From the data that follows, copy every line with the string "note".
^^^^
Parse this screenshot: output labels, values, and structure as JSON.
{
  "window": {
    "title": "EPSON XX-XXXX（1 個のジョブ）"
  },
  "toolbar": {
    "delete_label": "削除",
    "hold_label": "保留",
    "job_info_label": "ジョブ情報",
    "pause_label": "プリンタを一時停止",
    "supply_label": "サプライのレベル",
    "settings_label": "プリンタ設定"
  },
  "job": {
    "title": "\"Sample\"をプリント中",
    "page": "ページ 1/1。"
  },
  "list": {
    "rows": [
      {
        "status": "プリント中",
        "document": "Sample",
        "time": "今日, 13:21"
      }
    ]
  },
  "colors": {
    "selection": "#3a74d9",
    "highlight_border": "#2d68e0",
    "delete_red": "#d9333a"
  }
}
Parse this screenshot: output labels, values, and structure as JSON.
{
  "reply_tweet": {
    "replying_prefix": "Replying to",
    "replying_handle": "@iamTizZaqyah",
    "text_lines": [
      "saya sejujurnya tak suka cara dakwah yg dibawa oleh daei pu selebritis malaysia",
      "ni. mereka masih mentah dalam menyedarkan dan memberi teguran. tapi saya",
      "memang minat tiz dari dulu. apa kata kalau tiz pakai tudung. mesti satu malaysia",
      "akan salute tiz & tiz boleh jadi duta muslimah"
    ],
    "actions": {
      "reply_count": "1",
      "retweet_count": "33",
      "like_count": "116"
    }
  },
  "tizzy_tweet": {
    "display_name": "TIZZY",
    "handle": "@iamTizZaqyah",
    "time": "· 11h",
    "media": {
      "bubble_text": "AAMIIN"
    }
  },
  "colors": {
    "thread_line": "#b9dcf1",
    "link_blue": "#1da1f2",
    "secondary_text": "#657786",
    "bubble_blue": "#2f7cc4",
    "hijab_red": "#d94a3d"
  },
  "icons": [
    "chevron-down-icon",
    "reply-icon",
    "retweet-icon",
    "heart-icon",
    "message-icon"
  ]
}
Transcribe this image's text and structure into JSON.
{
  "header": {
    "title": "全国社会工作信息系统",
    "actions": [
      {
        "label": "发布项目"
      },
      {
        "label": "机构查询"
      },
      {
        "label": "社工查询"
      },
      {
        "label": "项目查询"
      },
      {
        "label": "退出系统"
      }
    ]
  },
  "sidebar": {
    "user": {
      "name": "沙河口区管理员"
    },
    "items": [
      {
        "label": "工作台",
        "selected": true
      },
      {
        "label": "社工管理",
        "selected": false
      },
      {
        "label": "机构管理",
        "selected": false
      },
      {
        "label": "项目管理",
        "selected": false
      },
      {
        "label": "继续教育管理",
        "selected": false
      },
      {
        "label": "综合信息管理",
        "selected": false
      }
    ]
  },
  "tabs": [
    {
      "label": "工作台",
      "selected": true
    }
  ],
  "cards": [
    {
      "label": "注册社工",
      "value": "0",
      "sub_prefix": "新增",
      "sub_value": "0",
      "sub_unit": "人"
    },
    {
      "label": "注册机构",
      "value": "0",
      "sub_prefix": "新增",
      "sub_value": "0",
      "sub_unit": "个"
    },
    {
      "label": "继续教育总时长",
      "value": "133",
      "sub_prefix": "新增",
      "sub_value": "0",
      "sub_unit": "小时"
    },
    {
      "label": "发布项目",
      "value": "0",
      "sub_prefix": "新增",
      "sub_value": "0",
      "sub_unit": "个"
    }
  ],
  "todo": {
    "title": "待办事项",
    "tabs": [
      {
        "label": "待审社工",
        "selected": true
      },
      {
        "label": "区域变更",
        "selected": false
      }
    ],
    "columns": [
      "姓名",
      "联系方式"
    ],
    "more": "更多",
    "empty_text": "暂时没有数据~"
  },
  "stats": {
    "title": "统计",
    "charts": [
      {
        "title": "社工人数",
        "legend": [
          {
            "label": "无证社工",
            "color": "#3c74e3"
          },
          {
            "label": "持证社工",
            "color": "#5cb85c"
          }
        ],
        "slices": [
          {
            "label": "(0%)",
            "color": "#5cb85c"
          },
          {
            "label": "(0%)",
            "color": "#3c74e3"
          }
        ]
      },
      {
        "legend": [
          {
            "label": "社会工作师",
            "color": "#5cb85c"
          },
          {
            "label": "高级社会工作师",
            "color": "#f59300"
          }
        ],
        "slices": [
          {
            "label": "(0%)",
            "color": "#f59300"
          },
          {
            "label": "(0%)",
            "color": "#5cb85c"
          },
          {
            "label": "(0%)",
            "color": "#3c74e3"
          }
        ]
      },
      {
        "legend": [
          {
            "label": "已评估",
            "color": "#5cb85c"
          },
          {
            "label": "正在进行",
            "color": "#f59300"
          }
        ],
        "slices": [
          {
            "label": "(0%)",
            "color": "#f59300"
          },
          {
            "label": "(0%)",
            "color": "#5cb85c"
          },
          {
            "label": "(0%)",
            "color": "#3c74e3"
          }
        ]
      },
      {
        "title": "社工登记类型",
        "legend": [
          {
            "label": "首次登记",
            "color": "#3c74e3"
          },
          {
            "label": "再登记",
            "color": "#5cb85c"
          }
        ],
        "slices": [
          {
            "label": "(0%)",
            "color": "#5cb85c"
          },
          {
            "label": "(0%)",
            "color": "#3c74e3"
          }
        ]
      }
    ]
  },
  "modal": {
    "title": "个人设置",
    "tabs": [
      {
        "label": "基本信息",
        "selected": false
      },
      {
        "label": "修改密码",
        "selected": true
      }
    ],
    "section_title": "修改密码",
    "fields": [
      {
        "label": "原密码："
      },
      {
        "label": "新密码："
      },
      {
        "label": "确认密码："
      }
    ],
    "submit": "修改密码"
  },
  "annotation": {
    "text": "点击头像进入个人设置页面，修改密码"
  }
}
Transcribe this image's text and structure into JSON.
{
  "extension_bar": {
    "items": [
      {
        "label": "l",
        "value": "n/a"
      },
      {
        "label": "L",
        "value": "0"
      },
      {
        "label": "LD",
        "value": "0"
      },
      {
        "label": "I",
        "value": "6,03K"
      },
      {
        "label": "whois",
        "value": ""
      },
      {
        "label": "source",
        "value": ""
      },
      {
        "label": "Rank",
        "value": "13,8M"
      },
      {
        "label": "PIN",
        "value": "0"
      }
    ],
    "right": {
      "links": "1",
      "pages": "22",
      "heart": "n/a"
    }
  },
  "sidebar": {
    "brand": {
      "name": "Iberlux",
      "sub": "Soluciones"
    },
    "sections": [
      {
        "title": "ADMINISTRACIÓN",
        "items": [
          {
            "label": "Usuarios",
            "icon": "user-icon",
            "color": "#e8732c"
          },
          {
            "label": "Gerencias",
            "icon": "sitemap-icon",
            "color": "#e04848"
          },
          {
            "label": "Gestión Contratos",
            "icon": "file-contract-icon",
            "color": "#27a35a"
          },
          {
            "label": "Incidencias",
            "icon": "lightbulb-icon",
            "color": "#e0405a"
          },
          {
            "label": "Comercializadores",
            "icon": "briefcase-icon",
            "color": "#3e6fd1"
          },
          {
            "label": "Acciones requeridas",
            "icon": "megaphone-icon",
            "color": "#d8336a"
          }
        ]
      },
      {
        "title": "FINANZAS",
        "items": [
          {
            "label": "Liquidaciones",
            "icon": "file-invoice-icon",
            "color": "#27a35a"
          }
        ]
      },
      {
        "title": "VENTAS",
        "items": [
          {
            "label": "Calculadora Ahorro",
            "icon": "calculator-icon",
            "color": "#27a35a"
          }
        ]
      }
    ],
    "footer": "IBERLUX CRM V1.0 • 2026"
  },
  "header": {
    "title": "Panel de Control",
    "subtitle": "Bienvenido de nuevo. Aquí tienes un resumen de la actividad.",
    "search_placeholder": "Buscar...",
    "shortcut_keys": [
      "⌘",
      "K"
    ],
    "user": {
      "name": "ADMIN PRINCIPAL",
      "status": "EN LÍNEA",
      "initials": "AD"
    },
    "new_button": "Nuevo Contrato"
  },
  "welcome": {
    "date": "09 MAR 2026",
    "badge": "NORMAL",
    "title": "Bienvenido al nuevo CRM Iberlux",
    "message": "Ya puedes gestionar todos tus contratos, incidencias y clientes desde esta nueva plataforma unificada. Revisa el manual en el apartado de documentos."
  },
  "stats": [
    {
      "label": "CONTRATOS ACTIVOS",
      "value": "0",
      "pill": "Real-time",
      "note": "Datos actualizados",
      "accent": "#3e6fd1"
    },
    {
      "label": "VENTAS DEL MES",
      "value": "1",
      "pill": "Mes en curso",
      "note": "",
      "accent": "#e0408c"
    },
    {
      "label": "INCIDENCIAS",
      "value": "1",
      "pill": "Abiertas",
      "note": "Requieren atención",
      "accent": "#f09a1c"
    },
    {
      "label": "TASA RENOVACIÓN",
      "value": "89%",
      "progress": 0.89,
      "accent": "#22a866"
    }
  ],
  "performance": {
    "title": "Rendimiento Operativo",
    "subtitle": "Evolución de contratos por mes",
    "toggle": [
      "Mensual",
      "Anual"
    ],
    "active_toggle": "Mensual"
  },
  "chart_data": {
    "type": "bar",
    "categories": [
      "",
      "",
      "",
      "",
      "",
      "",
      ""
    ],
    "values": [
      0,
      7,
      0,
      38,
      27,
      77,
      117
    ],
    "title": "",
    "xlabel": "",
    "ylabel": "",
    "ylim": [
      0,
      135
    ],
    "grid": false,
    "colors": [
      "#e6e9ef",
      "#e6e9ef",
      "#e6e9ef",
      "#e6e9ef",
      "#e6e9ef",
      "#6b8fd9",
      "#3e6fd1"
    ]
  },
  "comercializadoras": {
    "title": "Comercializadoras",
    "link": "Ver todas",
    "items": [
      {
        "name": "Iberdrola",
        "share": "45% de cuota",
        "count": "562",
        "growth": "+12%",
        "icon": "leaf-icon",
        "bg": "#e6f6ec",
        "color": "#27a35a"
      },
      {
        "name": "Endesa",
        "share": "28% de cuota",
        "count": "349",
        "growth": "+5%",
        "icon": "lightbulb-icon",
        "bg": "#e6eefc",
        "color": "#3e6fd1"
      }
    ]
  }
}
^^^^
(Task solution):
      "note": "Datos actualizados",
      "note": "",
      "note": "Requieren atención",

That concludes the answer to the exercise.